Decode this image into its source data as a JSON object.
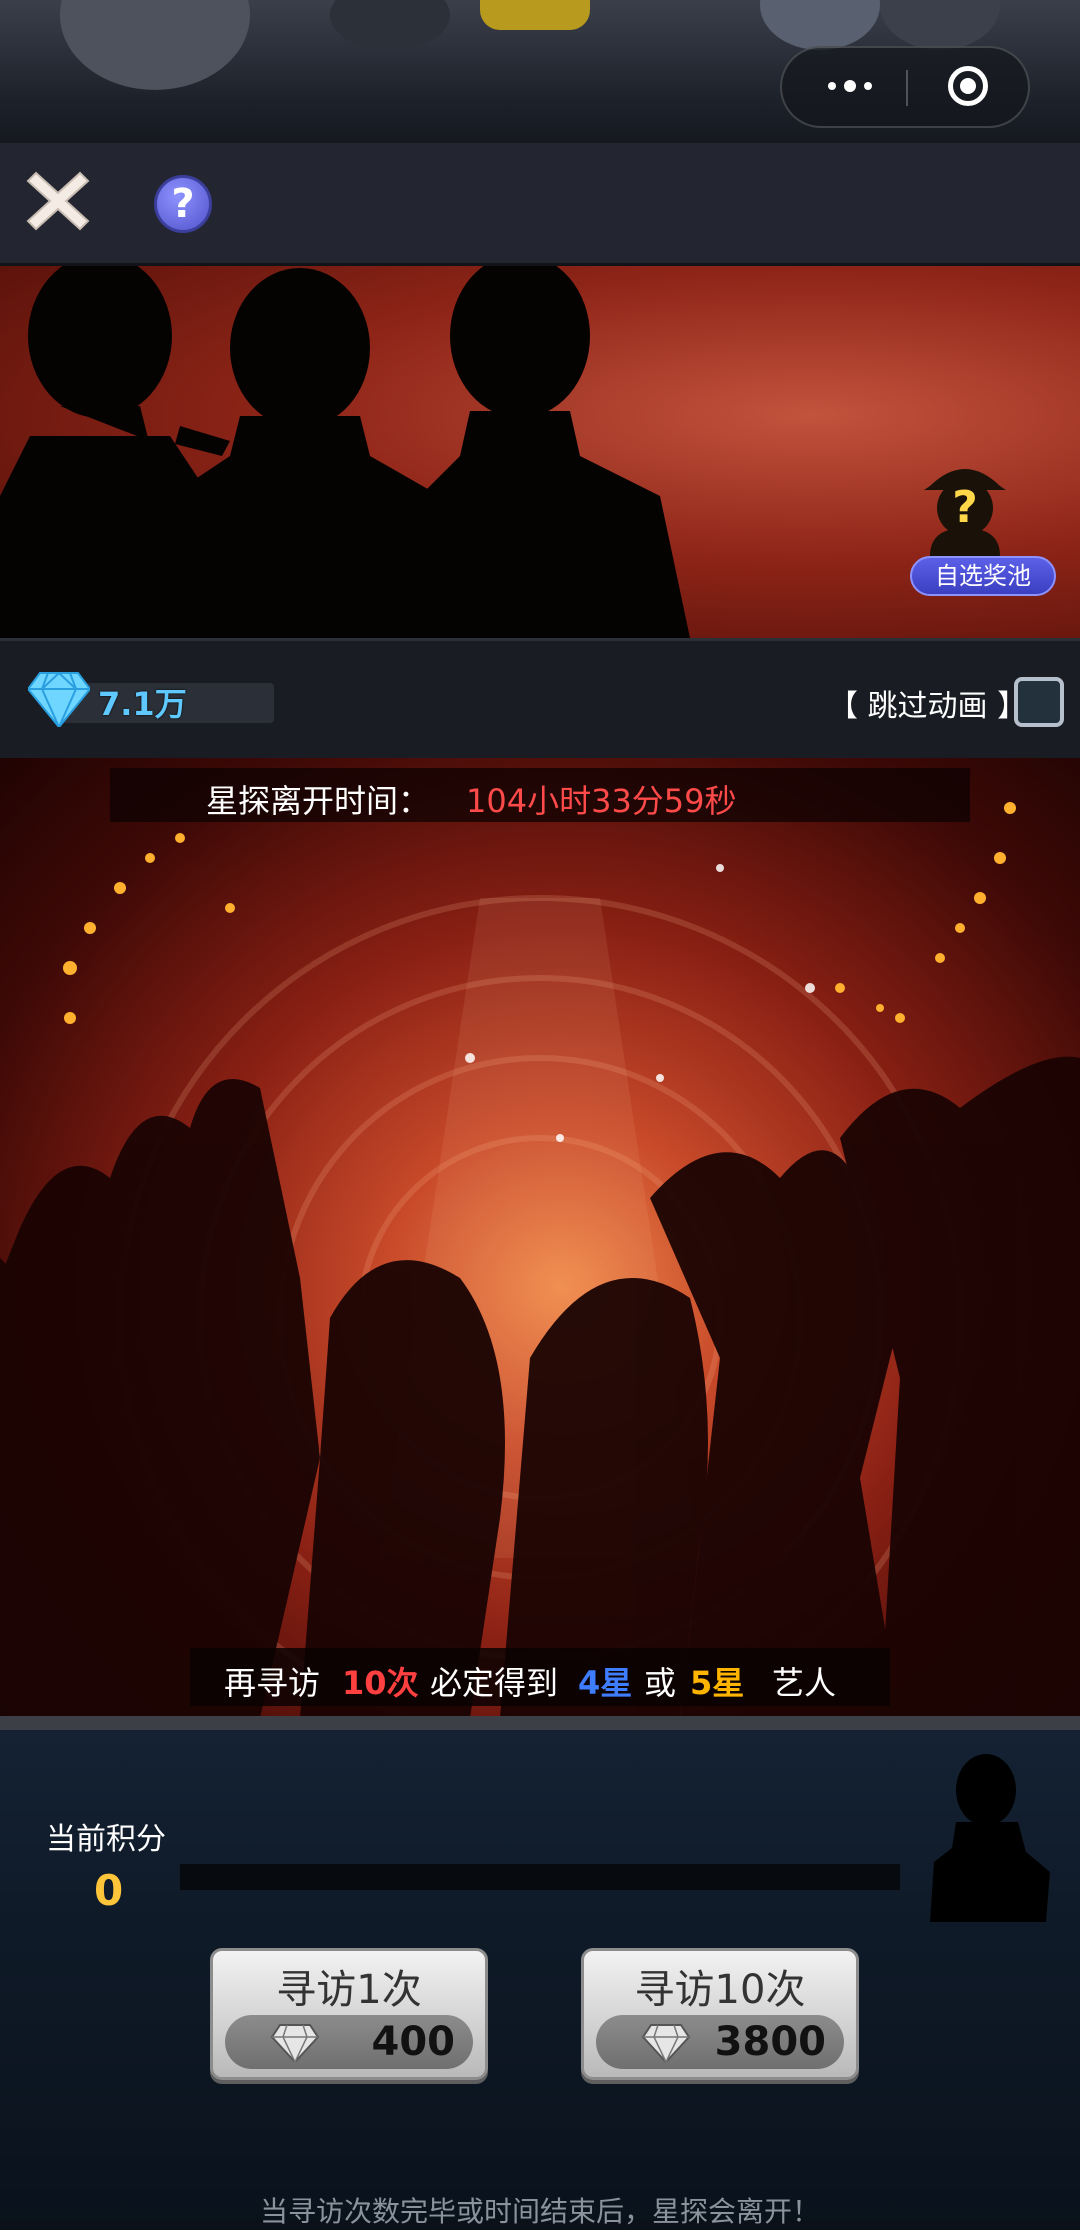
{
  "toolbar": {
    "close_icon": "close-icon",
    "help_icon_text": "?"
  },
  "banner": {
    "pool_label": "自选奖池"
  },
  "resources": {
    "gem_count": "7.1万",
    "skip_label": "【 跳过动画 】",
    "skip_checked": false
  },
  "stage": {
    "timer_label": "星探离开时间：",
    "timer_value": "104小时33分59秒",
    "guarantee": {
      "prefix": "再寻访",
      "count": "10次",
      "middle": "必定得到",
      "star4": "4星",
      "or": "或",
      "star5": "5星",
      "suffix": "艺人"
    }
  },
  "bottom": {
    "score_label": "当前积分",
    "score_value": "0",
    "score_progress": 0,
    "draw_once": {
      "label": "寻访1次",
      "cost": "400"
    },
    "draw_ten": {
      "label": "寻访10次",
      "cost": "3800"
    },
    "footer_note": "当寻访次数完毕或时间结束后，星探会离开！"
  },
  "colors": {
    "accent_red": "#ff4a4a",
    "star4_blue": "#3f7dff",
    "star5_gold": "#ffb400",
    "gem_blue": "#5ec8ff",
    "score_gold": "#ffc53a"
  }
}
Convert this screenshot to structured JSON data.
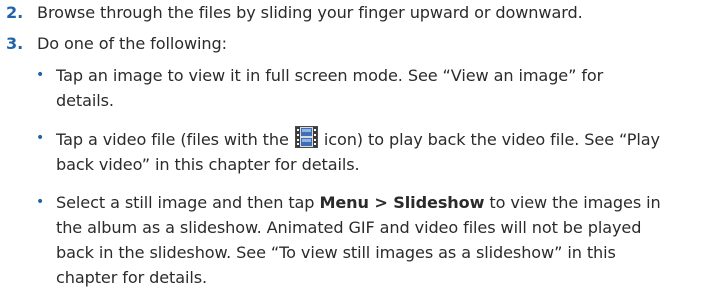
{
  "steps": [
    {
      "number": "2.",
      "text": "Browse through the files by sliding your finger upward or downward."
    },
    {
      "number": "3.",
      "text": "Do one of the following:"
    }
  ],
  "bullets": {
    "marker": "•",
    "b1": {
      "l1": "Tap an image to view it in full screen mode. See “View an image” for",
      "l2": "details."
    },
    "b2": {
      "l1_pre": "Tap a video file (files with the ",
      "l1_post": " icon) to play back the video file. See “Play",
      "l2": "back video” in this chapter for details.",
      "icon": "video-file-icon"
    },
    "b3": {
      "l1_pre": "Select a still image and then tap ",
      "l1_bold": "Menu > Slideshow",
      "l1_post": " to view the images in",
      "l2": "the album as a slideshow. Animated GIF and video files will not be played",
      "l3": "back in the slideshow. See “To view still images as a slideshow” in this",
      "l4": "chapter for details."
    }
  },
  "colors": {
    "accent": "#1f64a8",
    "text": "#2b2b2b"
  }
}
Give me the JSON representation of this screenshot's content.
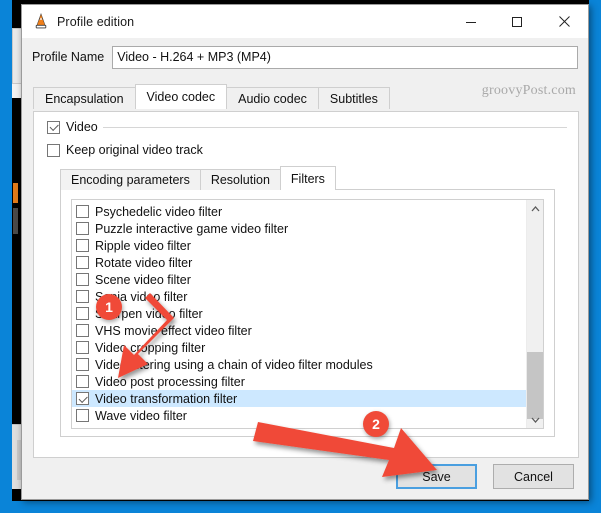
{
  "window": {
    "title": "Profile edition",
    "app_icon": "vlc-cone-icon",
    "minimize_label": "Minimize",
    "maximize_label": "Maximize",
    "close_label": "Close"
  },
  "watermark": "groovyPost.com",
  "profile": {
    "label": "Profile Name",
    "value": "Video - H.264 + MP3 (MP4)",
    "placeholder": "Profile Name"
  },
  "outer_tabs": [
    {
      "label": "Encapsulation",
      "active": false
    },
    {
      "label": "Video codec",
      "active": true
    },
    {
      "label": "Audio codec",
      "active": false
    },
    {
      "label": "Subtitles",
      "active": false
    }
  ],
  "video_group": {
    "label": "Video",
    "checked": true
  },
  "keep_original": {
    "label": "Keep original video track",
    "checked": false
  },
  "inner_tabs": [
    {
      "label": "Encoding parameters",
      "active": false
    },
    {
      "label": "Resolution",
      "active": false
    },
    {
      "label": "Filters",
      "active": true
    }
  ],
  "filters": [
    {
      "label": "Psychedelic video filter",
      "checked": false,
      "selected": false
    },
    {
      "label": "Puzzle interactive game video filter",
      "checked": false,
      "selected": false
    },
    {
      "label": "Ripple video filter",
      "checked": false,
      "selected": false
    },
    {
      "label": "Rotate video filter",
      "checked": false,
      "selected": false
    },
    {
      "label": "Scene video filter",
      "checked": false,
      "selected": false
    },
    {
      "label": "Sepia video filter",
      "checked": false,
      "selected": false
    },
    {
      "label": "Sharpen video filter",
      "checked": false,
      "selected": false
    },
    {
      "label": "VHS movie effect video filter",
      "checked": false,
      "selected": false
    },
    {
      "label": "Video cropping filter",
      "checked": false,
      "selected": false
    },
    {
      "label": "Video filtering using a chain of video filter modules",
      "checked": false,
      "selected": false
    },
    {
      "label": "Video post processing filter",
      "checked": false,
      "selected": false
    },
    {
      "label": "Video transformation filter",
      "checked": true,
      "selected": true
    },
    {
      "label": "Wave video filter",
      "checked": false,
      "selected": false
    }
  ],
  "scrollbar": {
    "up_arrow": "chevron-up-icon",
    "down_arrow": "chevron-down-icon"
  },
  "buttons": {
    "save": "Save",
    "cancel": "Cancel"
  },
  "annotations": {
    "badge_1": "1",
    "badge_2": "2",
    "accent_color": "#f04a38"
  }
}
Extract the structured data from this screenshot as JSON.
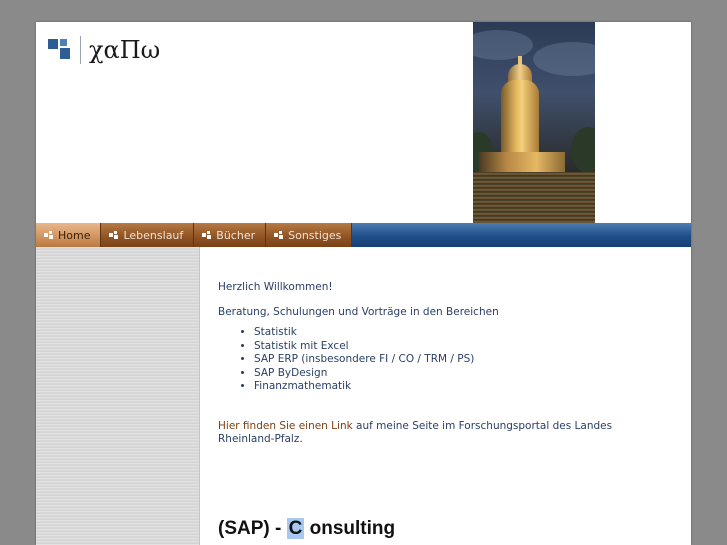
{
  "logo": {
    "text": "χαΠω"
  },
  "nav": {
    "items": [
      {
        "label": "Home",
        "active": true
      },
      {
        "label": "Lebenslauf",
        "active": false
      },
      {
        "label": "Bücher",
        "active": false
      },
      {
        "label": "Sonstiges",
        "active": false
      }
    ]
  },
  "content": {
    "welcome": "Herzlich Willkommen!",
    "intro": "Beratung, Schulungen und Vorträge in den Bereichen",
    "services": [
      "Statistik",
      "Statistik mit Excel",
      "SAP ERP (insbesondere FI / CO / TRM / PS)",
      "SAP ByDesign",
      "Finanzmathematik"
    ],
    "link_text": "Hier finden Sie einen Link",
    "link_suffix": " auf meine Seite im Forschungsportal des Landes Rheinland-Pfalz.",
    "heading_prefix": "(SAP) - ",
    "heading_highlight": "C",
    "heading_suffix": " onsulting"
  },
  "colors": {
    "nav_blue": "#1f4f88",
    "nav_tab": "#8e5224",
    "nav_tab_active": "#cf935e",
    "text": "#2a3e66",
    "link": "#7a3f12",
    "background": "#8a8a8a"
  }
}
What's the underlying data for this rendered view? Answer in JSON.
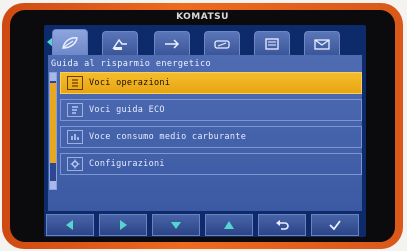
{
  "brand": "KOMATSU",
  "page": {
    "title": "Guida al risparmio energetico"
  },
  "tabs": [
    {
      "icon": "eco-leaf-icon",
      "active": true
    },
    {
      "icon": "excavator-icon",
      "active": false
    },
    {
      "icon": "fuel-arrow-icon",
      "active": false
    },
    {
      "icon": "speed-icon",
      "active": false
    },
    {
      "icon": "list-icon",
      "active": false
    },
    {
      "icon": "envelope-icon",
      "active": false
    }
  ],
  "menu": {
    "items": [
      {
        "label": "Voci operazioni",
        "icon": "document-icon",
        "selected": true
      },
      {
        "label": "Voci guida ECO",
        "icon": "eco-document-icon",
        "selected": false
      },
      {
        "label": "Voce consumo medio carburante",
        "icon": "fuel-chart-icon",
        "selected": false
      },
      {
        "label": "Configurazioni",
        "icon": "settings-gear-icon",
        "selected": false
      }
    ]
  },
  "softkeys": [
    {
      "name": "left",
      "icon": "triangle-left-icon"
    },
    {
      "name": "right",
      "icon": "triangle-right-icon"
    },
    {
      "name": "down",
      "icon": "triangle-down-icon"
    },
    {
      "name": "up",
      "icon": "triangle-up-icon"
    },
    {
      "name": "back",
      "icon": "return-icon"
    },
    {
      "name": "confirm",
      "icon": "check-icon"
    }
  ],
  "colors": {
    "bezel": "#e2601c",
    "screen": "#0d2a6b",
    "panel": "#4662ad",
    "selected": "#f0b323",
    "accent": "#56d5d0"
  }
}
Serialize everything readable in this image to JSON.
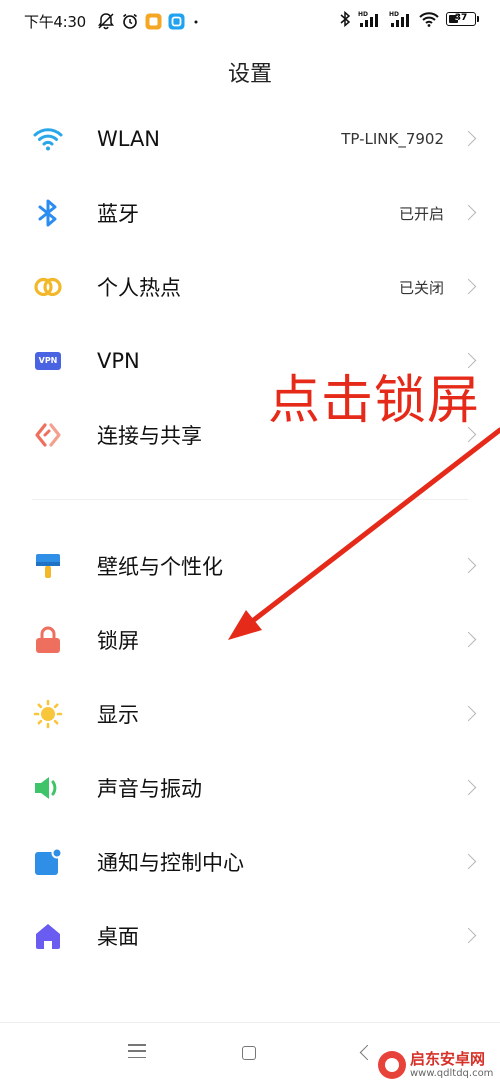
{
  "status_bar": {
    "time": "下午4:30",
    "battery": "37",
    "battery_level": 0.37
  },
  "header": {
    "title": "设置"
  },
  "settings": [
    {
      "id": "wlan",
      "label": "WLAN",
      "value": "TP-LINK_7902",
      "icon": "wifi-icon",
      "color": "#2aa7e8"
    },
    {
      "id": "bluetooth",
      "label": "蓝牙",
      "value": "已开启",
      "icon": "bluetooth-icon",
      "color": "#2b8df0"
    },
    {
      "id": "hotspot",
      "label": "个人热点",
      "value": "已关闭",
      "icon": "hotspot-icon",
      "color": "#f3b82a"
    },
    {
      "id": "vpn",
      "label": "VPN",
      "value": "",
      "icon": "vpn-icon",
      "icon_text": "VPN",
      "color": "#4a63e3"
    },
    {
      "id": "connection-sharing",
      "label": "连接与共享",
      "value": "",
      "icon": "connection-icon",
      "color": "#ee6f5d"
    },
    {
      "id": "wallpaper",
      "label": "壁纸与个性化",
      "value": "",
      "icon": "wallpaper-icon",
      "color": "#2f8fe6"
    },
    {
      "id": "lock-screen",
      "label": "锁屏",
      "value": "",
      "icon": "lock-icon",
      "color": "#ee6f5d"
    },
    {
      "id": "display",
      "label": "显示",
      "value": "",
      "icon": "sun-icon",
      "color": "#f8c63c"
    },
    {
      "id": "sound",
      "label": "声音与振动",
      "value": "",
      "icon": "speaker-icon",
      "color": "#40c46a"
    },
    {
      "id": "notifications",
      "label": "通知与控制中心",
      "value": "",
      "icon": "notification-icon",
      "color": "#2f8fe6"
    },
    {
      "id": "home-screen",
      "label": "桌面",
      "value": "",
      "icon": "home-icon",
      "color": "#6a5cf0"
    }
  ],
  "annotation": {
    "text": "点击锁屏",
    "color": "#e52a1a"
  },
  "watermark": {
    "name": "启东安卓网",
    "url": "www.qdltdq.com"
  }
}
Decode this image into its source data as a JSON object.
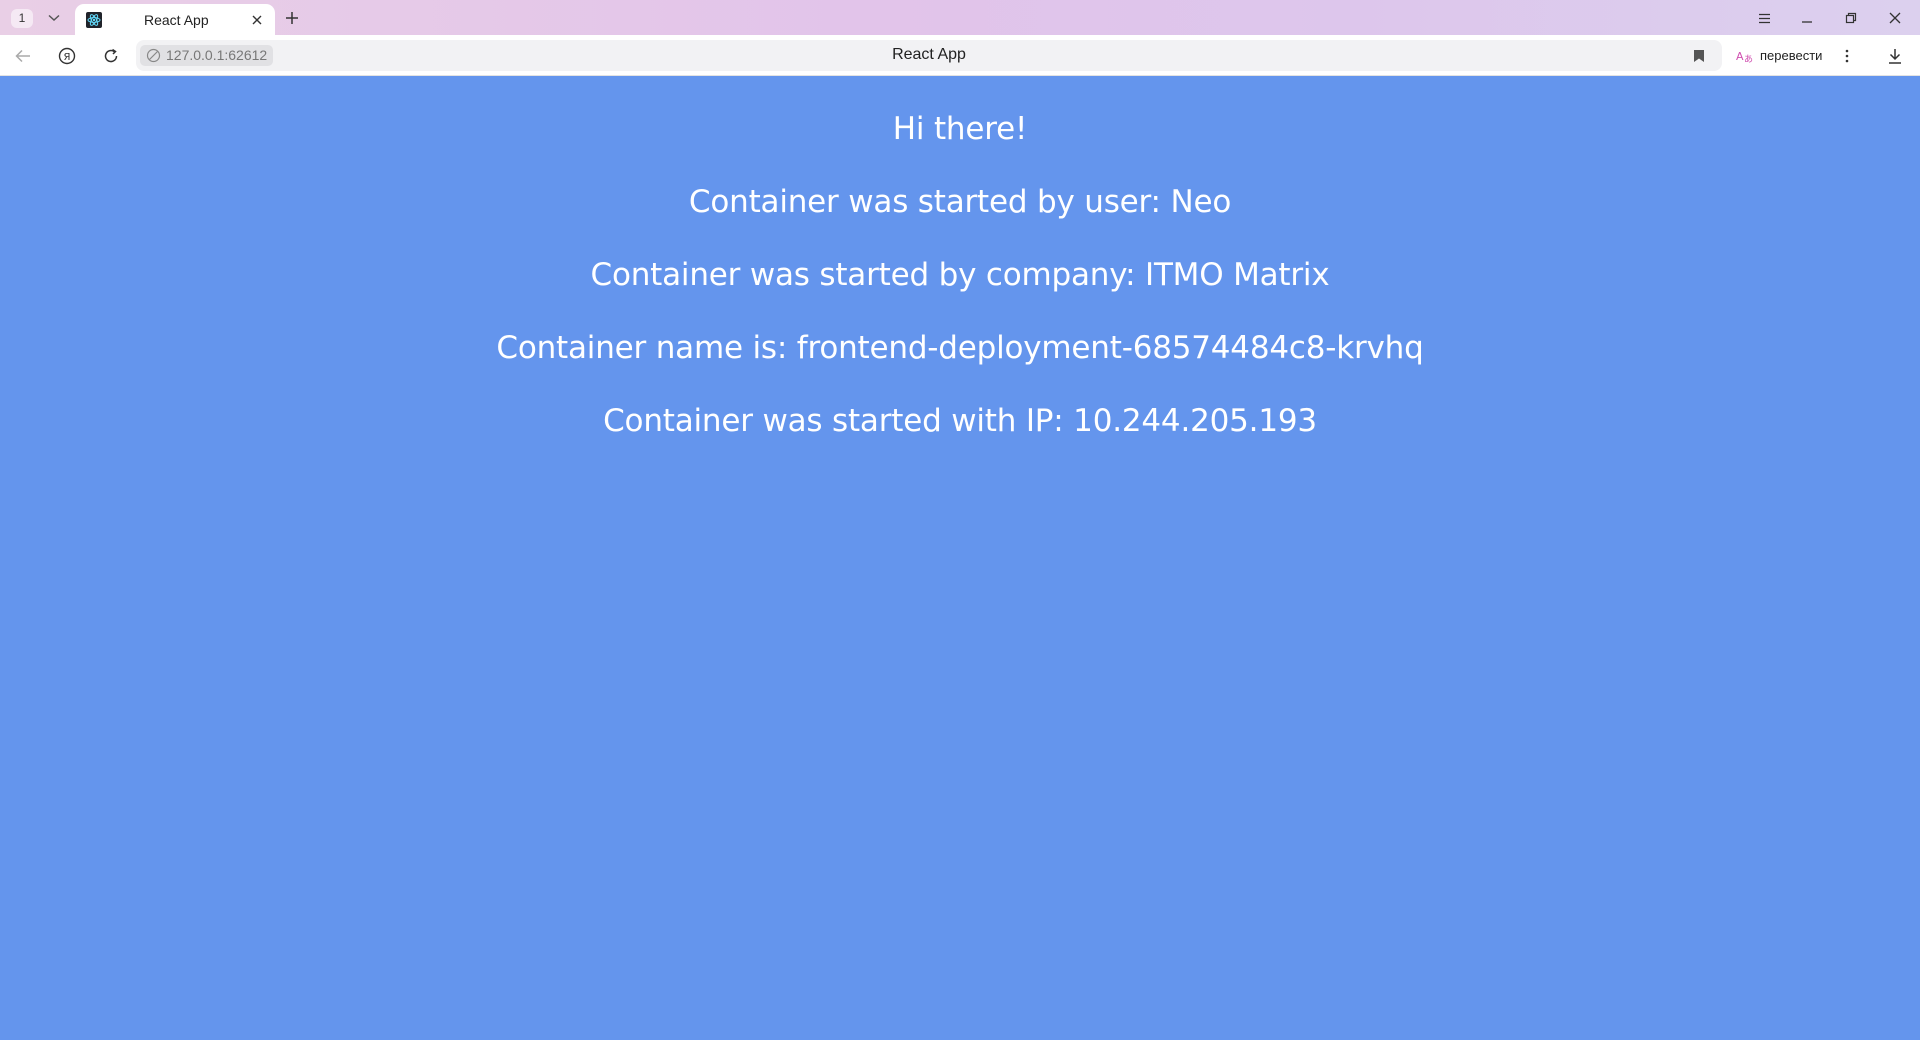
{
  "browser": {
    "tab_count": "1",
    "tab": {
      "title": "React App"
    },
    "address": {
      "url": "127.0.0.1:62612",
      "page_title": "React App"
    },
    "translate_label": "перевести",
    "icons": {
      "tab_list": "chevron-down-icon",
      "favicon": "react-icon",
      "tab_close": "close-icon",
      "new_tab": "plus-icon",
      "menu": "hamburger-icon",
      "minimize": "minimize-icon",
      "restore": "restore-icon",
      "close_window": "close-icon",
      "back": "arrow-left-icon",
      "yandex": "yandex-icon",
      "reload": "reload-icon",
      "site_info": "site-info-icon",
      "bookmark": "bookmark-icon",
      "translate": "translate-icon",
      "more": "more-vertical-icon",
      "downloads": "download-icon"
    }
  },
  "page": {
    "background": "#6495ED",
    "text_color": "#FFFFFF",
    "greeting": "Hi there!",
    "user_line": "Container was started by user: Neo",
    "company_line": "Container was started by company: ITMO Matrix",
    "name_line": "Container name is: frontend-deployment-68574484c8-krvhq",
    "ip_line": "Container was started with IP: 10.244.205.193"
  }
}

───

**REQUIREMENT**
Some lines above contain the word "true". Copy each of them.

**RESULT OF THIS EXERCISE**
      "active": true
    "checked": true
      "active": true
      "checked": true,
      "selected": true
        "active": true
      "active": true
        "selected": true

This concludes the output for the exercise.